According to the National Peanut Board website, ancient South American Inca Indians were the first to grind peanuts to make peanut butter. In the United States, Dr. John Harvey Kellogg (yes, the one of cereal fame) invented a version of peanut butter in 1895. From there, it is believed a St. Louis physician developed a version as a protein substitute for his older patients, who had poor teeth and couldn't chew meat. Peanut butter was first introduced at the St. Louis World's Fair in 1904.
During World War I, a recipe for a peanut butter and marshmallow creme sandwich, the earliest known example of what is now known as the fluffernutter sandwich, was published. (Side note: Marshmallow Fluff is made in Lynn and the fluffernutter has been proposed as the official state sandwich.) The peanut butter and jelly sandwich was popularized by the U.S. Army for sustenance during maneuvers in World War II.
And coming full circle, peanut butter and marshmallow creme star in Features Editor Lindsey Hollenbaugh's Peanut Butter Fudge recipe. Calendar Editor Meggie Baker's peanut butter candy is a traditional Polish recipe that combines peanut butter, confectioner's sugar and mashed potatoes (yeah, that's what we said, too ... but you have to try it. It's incredible!) Another peanut butter candy confection, Buckeye Balls is a long holiday standby in the Button family.
Whip one — or more — of these candies up this weekend and celebrate National Peanut Butter Fudge Day. Or better yet, make a double batch and share one with your Thanksgiving guests. You won't be sorry!
PEANUT BUTTER FUDGE
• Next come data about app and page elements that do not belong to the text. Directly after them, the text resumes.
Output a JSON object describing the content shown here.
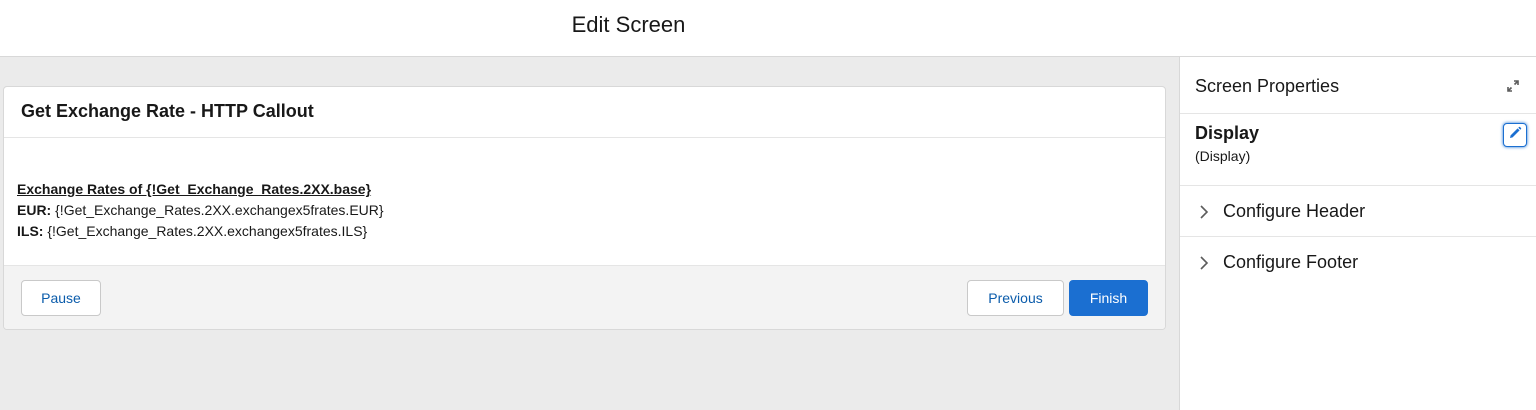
{
  "header": {
    "title": "Edit Screen"
  },
  "screen": {
    "card_title": "Get Exchange Rate - HTTP Callout",
    "body": {
      "heading": "Exchange Rates of {!Get_Exchange_Rates.2XX.base}",
      "rows": [
        {
          "label": "EUR:",
          "value": " {!Get_Exchange_Rates.2XX.exchangex5frates.EUR}"
        },
        {
          "label": "ILS:",
          "value": " {!Get_Exchange_Rates.2XX.exchangex5frates.ILS}"
        }
      ]
    },
    "footer": {
      "pause_label": "Pause",
      "previous_label": "Previous",
      "finish_label": "Finish"
    }
  },
  "properties_panel": {
    "title": "Screen Properties",
    "display_title": "Display",
    "display_subtitle": "(Display)",
    "sections": [
      {
        "label": "Configure Header"
      },
      {
        "label": "Configure Footer"
      }
    ]
  },
  "icons": {
    "expand": "expand-icon",
    "edit": "pencil-icon",
    "chevron": "chevron-right-icon"
  },
  "colors": {
    "brand": "#1b6fd1",
    "link": "#0b5cab",
    "canvas_bg": "#ebebeb",
    "footer_bg": "#f3f3f3"
  }
}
- 2 teaspoons butter, softened
- 2 cups sugar
- 1/2 cup whole milk
- 1-1/3 cups peanut butter
- 1 jar (7 ounces) marshmallow creme
- Line an 8-inch square pan with foil; grease with butter.
- In a heavy saucepan, combine sugar and milk; bring to a boil over medium heat, stirring constantly.
- Boil 3 minutes, stirring constantly.
- Remove from heat.
- Stir in peanut butter and marshmallow creme until blended.
- Immediately spread into prepared pan; cool slightly
(AKA Peanut butter candy or Peanut butter pinwheels)
This treat is a great use of leftover mashed potatoes after a holiday gathering, assuming you've left them plain.
- 1/4 cup Mashed potatoes (to start)
- 4-6 cups confectioners sugar
- Creamy peanut butter
- Take a small amount of mashed potato (a little goes a long way, I recommend you begin at 1/4 cup) and add sifted confectioners sugar in increments. What looks like cookie icing in the beginning, will begin to look like a dough, not dissimilar to pastry crust, after about 4 to 6 cups sugar.
- Spread dough onto sugar-dusted waxed paper, about 1/4- inch thick, then spread a thin layer of peanut butter on top and roll like a yule log.
- Tip: If you roll the short way, you'll have more of a spiral in the candy, but fewer pieces to hand out.Refrigerate until firm, then cut.
- If you really like peanut butter, forget about making it look good, pile that peanut butter on. You'll get a potato-peanut butter pile of mush that will taste amazing.
- 1 1/2 cups creamy peanut butter
- 1/2 cup butter, softened
- 1 teaspoon vanilla extract
- 4 cups sifted confectioners' sugar
- 6 ounces semi-sweet chocolate chips
- 2 tablespoons shortening
- Line a baking sheet with waxed paper; set aside.
- In a medium bowl, mix peanut butter, butter, vanilla and confectioners' sugar with hands to form a smooth stiff dough.Shape into balls using a heaping teaspoon of dough for each ball. Place on prepared pan, and refrigerate.
- Melt shortening and chocolate together in a metal bowl over a pan of lightly simmering water. Stir occasionally until smooth, and remove from heat
- Remove balls from the refrigerator. Insert a wooden toothpick into a ball, and dip into melted chocolate.
- Return to wax paper, chocolate side down, and remove toothpick.
- Repeat with remaining balls. Refrigerate for 30 minutes to set.